====== Listed entries
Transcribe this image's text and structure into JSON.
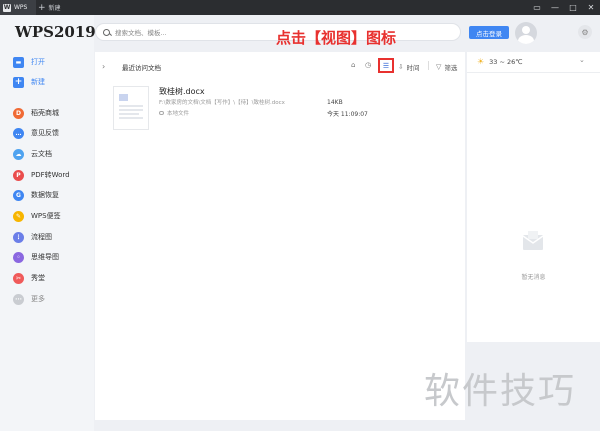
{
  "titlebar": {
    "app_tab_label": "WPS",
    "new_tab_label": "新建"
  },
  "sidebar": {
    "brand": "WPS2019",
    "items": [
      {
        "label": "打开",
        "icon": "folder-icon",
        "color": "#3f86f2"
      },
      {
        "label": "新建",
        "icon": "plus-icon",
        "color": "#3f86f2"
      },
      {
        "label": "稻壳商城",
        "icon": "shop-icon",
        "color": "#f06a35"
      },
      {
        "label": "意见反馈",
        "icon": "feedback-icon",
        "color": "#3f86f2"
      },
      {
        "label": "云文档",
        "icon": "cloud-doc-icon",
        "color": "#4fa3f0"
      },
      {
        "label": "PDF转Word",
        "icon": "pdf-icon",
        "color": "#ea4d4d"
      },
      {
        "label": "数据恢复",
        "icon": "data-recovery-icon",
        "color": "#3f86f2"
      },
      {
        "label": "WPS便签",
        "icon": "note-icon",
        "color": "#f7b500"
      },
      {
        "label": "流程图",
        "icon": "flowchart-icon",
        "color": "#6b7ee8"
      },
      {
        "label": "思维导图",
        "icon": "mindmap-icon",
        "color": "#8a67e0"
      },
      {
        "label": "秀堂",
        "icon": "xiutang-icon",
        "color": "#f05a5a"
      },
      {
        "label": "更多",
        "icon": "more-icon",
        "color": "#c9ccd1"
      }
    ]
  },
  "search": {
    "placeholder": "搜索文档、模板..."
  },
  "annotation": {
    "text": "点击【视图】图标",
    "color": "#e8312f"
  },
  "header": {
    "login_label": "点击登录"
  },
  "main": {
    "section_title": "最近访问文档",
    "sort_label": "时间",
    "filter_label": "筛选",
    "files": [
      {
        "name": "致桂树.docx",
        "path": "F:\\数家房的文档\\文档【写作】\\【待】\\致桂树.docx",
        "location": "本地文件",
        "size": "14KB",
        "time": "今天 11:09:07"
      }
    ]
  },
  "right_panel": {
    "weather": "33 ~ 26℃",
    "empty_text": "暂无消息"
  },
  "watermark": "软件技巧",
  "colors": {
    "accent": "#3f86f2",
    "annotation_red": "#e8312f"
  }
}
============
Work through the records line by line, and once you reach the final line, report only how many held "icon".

12